Thank you for your thoughtful comments. Two of the key issues brought up is 1) how scalable is this business given the operational challenges to preserve a consistently unique Hai Di Lao experience across the country and 2) is this business model financially viable given the investment in the extra stuff?
First, I think the owner of HDL recognizes the challenge of scalability early on, and started to make investments in standardizing the food sourcing and preparation process in the beginning to ensure consistent quality for the dinning experiences. On the service side, they applied the same layout and service items to all the eateries across the country and the staff are also trained by the same protocol. However, I did had various quality levels of the services in different eateries. This could one of the areas the owner needs to establish better performance controls to even out the variance in quality.
Secondly, the 20-30% price premium is an average #. The restaurants actually selectively add price premium for food items that have low price transparency or not widely available in other hot pot restaurants. By doing so, they left the impression to customers that HDL is not much more expensive than other hot pot restaurants, and they are getting the free stuff for free for real. I believe their margins are so much better than average hot pot restaurants. Most of the price premium was used to cover the operating expenses. It’s the sheer volume that drives its business’ growth.
Anddddd–we should all go to have hot pot as a team one day!
Interesting pick! Your analysis of breaking down a traditional dinning experiences, and pointing out Maple’s focus on food quality, low cost, and fast delivery is insightful and concise. I think it’s a very nice case where the operating model was specifically designed to support the business model. Limited menu options allow the food to be prepared in advance to accelerate the turnaround time. Having its map technology to ensure on-time delivery is also impressive. My questions would be how does maple deal with fluctuating demand, and varying distance of the order locations to ensure consistency in the timeliness of the service. Do they stop taking orders once capacity is maxed out or limit the order taking to a certain area around the kitchen?

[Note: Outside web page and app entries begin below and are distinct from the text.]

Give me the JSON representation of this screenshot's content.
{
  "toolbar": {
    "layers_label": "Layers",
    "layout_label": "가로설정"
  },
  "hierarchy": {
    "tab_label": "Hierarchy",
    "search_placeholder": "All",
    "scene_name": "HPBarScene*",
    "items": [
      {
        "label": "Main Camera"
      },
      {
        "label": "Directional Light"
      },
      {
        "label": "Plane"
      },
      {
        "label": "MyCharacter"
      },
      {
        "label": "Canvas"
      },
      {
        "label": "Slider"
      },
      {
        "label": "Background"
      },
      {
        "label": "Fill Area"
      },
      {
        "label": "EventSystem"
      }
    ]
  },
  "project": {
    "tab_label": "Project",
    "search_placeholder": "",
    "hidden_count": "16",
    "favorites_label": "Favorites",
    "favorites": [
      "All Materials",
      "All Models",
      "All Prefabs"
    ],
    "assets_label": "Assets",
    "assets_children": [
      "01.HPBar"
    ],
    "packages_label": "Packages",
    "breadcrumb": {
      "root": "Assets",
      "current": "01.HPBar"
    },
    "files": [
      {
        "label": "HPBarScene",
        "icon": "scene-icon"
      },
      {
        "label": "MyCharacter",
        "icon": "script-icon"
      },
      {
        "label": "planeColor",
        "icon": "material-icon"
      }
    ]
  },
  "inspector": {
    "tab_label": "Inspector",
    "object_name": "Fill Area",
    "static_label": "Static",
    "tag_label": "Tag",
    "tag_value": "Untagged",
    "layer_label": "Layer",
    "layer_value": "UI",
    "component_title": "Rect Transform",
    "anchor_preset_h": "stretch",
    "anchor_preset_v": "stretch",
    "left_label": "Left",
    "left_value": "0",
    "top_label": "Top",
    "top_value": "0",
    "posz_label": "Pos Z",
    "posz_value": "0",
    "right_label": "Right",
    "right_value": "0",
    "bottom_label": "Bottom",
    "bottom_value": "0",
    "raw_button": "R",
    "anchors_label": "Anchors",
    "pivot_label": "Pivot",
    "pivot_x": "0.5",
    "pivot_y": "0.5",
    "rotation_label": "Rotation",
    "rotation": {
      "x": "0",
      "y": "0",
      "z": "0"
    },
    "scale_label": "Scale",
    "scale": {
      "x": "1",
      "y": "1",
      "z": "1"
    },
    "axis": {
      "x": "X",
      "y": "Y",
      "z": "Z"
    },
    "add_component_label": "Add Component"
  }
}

Well written, and a very eye-catching title!
You well articulated what sets SOUL apart from other gyms, and how they deliberately made investments in operations to support their core advantages. My question is besides first mover advantage, how does SOUL differentiate itself from other spinning companies in the core metro markets? Besides loyalty to certain instructors, I’ll guess convenience (i.e. proximity to home/workplace) and price will be important factors. If that’s the case, should SoulCycle think about really rapidly expanding and covering the major locations in NYC or LA to prevent competitors from taking up the most strategic locations? How did they decide where to open a studio, and how do they think about their pricing strategy?
Interesting post! Really like how you concisely summarized Tinder’s business model, and how they started with a free model to form a critical mass of core users, and then launch the Plus features to capture the value created. However, I think the highlights of the operating model can be more Tinder-specific. Right now the operating model’s features (e.g. talent and org management, IT infrastructure design, etc) can be applied to most of the internet start-ups. Instead, I think Tinder faces some unique challenges to be address at the operations level. For example, how do they continue to attract core users beyond organic growth, how do they deal with potential reported sexual harassment cases, how do they measure customer satisfaction?